Raw data -
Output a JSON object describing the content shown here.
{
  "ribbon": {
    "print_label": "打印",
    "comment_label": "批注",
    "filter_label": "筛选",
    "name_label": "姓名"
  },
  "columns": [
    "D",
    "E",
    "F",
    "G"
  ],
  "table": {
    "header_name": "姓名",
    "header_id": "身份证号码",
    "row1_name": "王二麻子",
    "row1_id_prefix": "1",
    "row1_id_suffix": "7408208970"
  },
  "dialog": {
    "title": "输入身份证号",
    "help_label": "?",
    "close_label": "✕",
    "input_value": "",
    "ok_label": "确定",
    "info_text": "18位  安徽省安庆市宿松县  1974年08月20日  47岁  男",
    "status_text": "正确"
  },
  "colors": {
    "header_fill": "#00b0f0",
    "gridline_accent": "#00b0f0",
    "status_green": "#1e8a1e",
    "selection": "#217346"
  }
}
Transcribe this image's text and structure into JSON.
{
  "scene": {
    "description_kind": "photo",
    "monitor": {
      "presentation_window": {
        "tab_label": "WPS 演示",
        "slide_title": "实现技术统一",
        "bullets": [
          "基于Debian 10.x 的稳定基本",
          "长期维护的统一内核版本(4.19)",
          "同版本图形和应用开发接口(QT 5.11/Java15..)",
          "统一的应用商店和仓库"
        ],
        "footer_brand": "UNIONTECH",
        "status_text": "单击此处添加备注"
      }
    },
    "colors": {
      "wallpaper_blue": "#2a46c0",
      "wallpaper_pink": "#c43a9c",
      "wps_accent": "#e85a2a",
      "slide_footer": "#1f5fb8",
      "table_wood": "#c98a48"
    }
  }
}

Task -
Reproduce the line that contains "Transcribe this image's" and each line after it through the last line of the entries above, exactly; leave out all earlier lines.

Written reply -
Transcribe this image's text and structure into JSON.
{
  "scene": {
    "description_kind": "photo",
    "monitor": {
      "presentation_window": {
        "tab_label": "WPS 演示",
        "slide_title": "实现技术统一",
        "bullets": [
          "基于Debian 10.x 的稳定基本",
          "长期维护的统一内核版本(4.19)",
          "同版本图形和应用开发接口(QT 5.11/Java15..)",
          "统一的应用商店和仓库"
        ],
        "footer_brand": "UNIONTECH",
        "status_text": "单击此处添加备注"
      }
    },
    "colors": {
      "wallpaper_blue": "#2a46c0",
      "wallpaper_pink": "#c43a9c",
      "wps_accent": "#e85a2a",
      "slide_footer": "#1f5fb8",
      "table_wood": "#c98a48"
    }
  }
}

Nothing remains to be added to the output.